The Last Action Hero: Official Moviebook is also incredibly cool. Tons of behind the scene content and essentially took the place of a making-of featurette (or various making-of featurette’s). If you’re interested you can probably find it used for a few bucks. I don’t remember how much I paid for mine but it was in good condition. Not incredibly cheap but also not expensive enough to be weird about. I also wonder how influential this movie was to the Captain America: Winter Soldier glass elevator. That one obviously was executed with just more… everything but they don’t feel too dissimilar.
Get on the QT and strictly Hush Hush with Mark while hitting up this stellar period crime drama Produced, Directed, and screenplay co-written by Curtis Hanson called L.A. Confidential.
This movie is deep Jacques Custaeu-style and it’s got layers like a Scottish ogre in a swamp. I forgot to mention some stuff in the show like: * Kim Basinger winning an Oscar for this movie * Kim Basinger winning a Golden Globe for this movie * Kim Basinger winning a SAG award for this movie * The screenplay winning an Oscar

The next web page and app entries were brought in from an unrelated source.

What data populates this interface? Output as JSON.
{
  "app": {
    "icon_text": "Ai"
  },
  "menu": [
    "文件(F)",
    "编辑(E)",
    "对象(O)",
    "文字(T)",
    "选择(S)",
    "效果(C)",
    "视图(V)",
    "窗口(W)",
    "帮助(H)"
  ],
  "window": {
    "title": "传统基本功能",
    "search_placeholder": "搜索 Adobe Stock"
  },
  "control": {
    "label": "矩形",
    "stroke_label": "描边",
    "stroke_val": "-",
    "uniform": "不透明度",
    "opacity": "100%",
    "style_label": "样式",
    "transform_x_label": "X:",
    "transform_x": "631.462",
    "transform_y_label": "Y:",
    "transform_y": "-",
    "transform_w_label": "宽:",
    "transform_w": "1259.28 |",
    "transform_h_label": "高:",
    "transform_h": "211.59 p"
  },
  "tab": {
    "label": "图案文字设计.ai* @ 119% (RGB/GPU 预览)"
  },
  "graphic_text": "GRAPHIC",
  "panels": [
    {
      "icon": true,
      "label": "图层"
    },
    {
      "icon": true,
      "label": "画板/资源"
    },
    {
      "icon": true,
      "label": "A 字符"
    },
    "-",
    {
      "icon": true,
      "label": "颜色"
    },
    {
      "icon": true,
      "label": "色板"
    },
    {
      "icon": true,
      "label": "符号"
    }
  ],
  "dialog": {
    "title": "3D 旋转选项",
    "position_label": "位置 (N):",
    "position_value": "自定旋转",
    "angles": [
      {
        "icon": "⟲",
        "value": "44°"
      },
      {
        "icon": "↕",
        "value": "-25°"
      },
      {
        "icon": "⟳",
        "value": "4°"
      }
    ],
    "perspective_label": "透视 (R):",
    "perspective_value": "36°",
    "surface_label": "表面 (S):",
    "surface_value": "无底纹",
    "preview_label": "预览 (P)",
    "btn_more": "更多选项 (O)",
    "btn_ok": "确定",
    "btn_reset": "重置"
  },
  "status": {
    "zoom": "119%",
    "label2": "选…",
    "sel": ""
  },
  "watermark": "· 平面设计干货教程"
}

I did get that rain sound for $5–I didn’t make it. But I did write that piano part that doesn’t quite fit with this movie because it is 1. not a film noire and 2. features the trumpet heavily as opposed to a piano or electric piano. Feels pretty bad, tbh.
Turn of the lights–stay in the dark while watching Darkman! Darkman Darkman Darkman Darkman (whooo!) Darkman Darkman Darkman Darkman (whooo!) Let’s jump in to Sam Raimi’s 1990 super superhero creation Darkman–a pretty wild movie starring Francis McDormand and, ostensibly, Liam Neeson. Let’s lurk from shadow to shadow together on this journey into insanity.
You should definitely watch Darkman before listening to this podcast and you can check it out on Cinemax or on Amazon with this non-affiliate link. You can start a 7-day trial of Cinemax if you have Amazon Prime. I legitimately don’t know the details but that’s what it said for me.
Holla at me, young’n, @coolmarkd on Twitter. LMK wat u thot of dis flicc HMU fam. Lit AF. Servo AF.
Prepare to be… FRIGHTENED! by The Frighteners. This week Mark watches Peter Jackson’s first “big budget” movie The Frighteners starring Michael J. Fox and Trini Alvarado. This isn’t a first viewing but Mark is looking at this with fresher eyes and even weighs in on the Lord of the Rings movies as well as other stuff.
Will he change his mind on Peter Jackson? Does he even like this movie? Tune in to find out.
Not sure if The Frighteners is streaming but you can check it out on Amazon
This is Mark D (@coolmarkd) and Mark’s Music Collection, the podcast. Mark is an IT guy, dad, and generally poor nerd with limited music experience and he’s going to talk about his music collection. This episode is all about Green Day’s 1994 super hit album “Dookie”. This is a very important album to Mark for reasons he will get into but it’s album that he’s been listening to pretty much since it came out until present day.
Recorded and produced by Mark Diaz using Reaper https://reaper.fm